But Condry loses me a bit with his exploration of adult male fans who love the moe character archetype (cute, defenseless, and clumsy young girls) and the realm of “2D lovers” (men who prefer the charms of anime characters, often screen-printed onto body pillows, to real women). While Condry does point out that if you Google moe, it’s usually porn, he focuses instead on the idea that’s a pure love that attracts male fans to these characters, a love that makes them want to protect these characters. (No distaff counterpart to this phenomenon is discussed; in my own experience, it’s only brought up as a disarming joke.) He also argues that 2D lovers aren’t rejecting the 3D world, as many of them claim, but are broadcasting out to the world in order to find affirmation and affection among those who love the same thing. The chapter, as a whole, focuses on this as an alternative masculinity to the traditional Japanese salaryman and masculinities that focus on production as your worth as a man. In his introduction, Condry states that “[g]ender in anime is a topic that deserves more attention than my limited access could achieve” (6), but I found it shocking that Condry didn’t even discuss the possibility of misogyny being a factor for some 2D lovers or the fact that moe, pure-hearted or not, definitely sexualizes characters who are children (if it’s pure, you’re still protecting her virginity; if it’s not, there are not enough boiling showers in the world for me to get that out of my brain). I understand not wanting to focus on that, given the analysis he’s doing, but not to bring it up at all feels wrong to me. Every fandom has its dark side, but the dark side of anime fandom, years after I’ve left it, still makes me uneasy. This is, of course, not to dismiss all of anime fandom—I would absolutely adore recommendations for great spaces in anime fandom, if you’ve got them. But this chapter feels irrelevant compared to the rest of the book. Ugh.

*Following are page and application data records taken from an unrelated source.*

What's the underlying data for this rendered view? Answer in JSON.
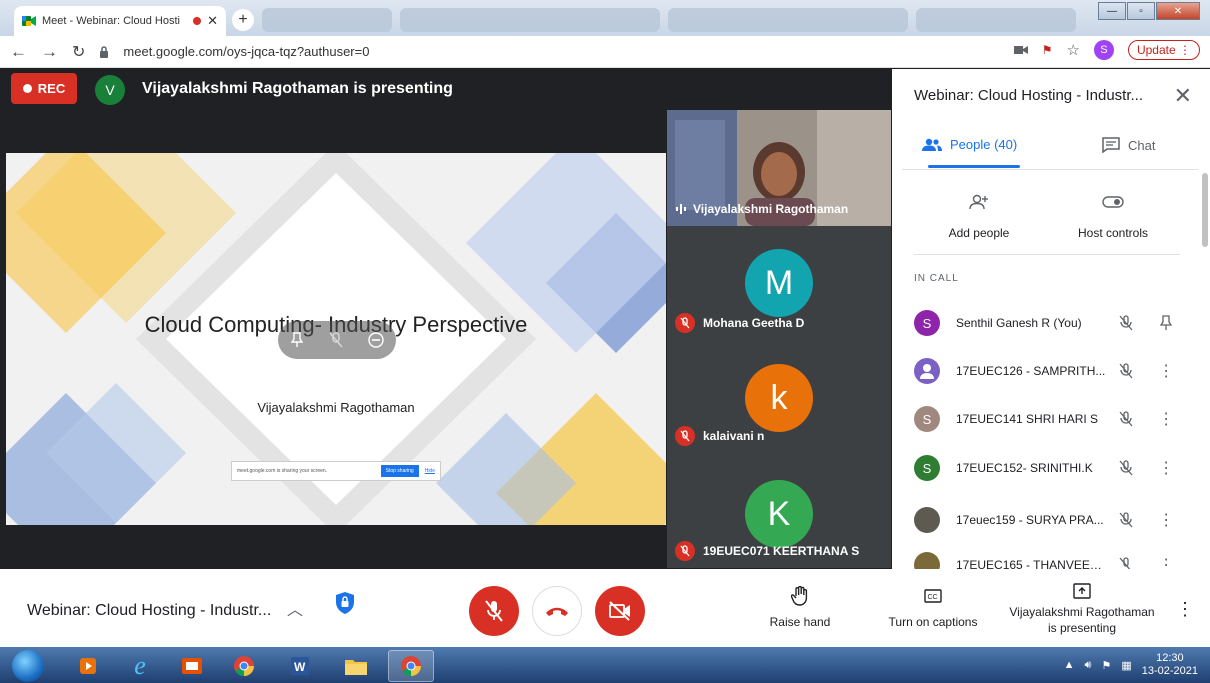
{
  "browser": {
    "tab_title": "Meet - Webinar: Cloud Hosti",
    "url": "meet.google.com/oys-jqca-tqz?authuser=0",
    "profile_initial": "S",
    "update_label": "Update"
  },
  "meet": {
    "rec_label": "REC",
    "presenter_initial": "V",
    "presenting_text": "Vijayalakshmi Ragothaman is presenting",
    "slide": {
      "title": "Cloud Computing- Industry Perspective",
      "subtitle": "Vijayalakshmi Ragothaman",
      "share_notice": "meet.google.com is sharing your screen.",
      "stop_sharing": "Stop sharing",
      "hide": "Hide"
    },
    "tiles": [
      {
        "name": "Vijayalakshmi Ragothaman"
      },
      {
        "name": "Mohana Geetha D",
        "initial": "M",
        "color": "#12a4af"
      },
      {
        "name": "kalaivani n",
        "initial": "k",
        "color": "#e8710a"
      },
      {
        "name": "19EUEC071 KEERTHANA S",
        "initial": "K",
        "color": "#34a853"
      }
    ]
  },
  "panel": {
    "title": "Webinar: Cloud Hosting - Industr...",
    "tab_people": "People (40)",
    "tab_chat": "Chat",
    "add_people": "Add people",
    "host_controls": "Host controls",
    "in_call": "IN CALL",
    "participants": [
      {
        "name": "Senthil Ganesh R (You)",
        "initial": "S",
        "color": "#8e24aa"
      },
      {
        "name": "17EUEC126 - SAMPRITH...",
        "initial": "",
        "color": "#7b61c4"
      },
      {
        "name": "17EUEC141 SHRI HARI S",
        "initial": "S",
        "color": "#a1887f"
      },
      {
        "name": "17EUEC152- SRINITHI.K",
        "initial": "S",
        "color": "#2e7d32"
      },
      {
        "name": "17euec159 - SURYA PRA...",
        "initial": "",
        "color": "#5d5a52"
      },
      {
        "name": "17EUEC165 - THANVEER...",
        "initial": "",
        "color": "#7a6a3a"
      }
    ]
  },
  "bottom": {
    "meeting_name": "Webinar: Cloud Hosting - Industr...",
    "raise_hand": "Raise hand",
    "captions": "Turn on captions",
    "presenting_line1": "Vijayalakshmi Ragothaman",
    "presenting_line2": "is presenting"
  },
  "taskbar": {
    "time": "12:30",
    "date": "13-02-2021"
  }
}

Bottom line: The Soul of Anime offers intriguing theories as to the unique appeal of anime, with the concepts of transmedia storytelling, collaborative creativity, and social energy. While I would argue that twenty-five percent of what Condry is talking about here applies to all fandoms, not just anime, it’s a good look into the medium’s specific charms. Unfortunately, a chapter on moe and 2D lovers examines them without even acknowledging the possibility of misogyny or examining their sexualization of children just gives me the utter creeps. Worth a read, but maybe skip chapter seven.
I read this digital galley for free on NetGalley.
The Soul of Anime will be published on the 29th—tomorrow!